- Leopold and Loeb: Nathan Freudenthal Leopold and Richard Albert Loeb were two wealthy University of Chicago students murdered fourteen-year-old Bobby Franks in 1924 and were sentenced to life in prison. On 28 January 1936, Loeb was attacked by a fellow prisoner and died from his wounds. Leopold was released after serving thirty-three years, and died of a diabetes-related heart attack on 29 August 1971.
- Scott Peterson: When the decomposed remains of Laci Denice Peterson and the couple’s fetus washed ashore from San Francisco Bay in April 2003, Scott Peterson was arrested. He was charged with the murder of his pregnant wife and the murder of their unborn son, Conner Peterson. The murder occured sometime between 23 and 24 December 2002. Peterson was sentenced to death, but his sentence carries a mandatory appeal. In the meantime, Peterson has started a Web page with his supporters asking for money for that appeal.
- Angelo Buono: Known as the “Hillside Strangler,” Buono began his criminal career by age fourteen, when – held in a juvenile delinquent facility – he bragged about raping and sodomizing young girls. eventually, Buono and his cousin Kenneth Bianchi raped, tortured and killed at least nine women in Los Angeles between 1977 and 1979. Bianchi was arrested first, and he turned evidence on Buono. Buono died of a suspected heart attack in 2002 while incarcerated.
- David Berkowitz: Also known as Son of Sam, this man killed six people and wounded several others. His crime spree, which was shortlived (1976-1977), focused on women. He stated that killing women was sexually arousing, and he fabricated much of his original testimony to try to prove insanity. Today, Berkowitz claims to be a born-again Christian, and he is described as a model prisoner. He has denied any parole hearings, stating he is happy with his life in jail.
- Jeffrey Lionel Dahmer: Dahmer committed his first murder in 1978, when he was eighteen-years-old. The murders escalated as he aged, culminating in seventeen known murders, mostly of young men. He kept body parts and buried other parts in his previous homes and committed cannibalism as well. The apartment where he was arrested held several corpses in acid-filled vats, skulls, severed heads and human remains in his refrigerator, among other “keepsakes.” After Dahmer was sent to prison, Christopher Scarver, an inmate, beat Dahmer with a bar from a weight machine. Dahmer died of severe head trauma on the way to the hospital in 1994.

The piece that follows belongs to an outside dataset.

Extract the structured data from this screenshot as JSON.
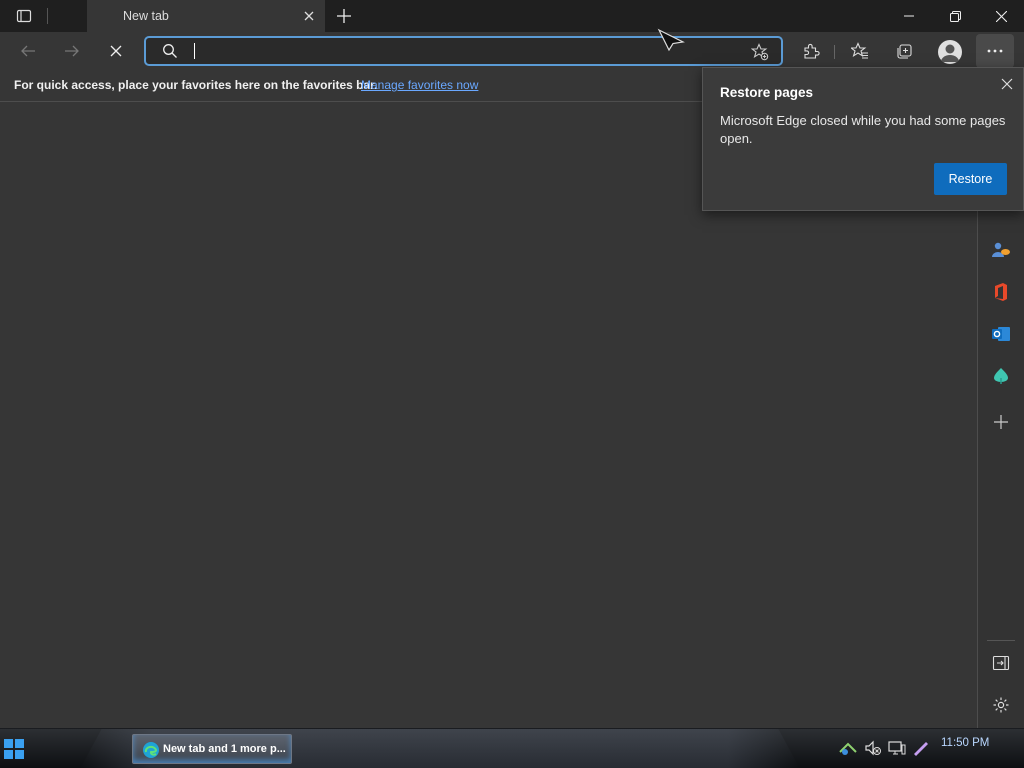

- John Wayne Gacy: KNown as the “Killer Clown,” because he entertained kids at parties in a clown outfit, Gacy was convicted of the torture, rape and murder of thirty-three males between 1972 and the time of his arrest in 1978. Twenty-nine bodies were discovered in the crawlspace of his Chicago home, which led to his arrest. He was convicted and sentenced to death in 1980, and he was executed by lethal injection in 1994.
- Ted Bundy: This attractive man was one of the most prolific known serial killers in U.S. history. Bundy confessed to over thirty murders that he committed between 1974 and 1978 in a nationwide crime spree, but the exact total of murders he committed may never be known. Bundy bludgeoned and then strangled his victims (all female), and he often engaged in rape and necrophilia. He was executed for his last murder and rape of a twelve-year-old girl in Florida in 1989.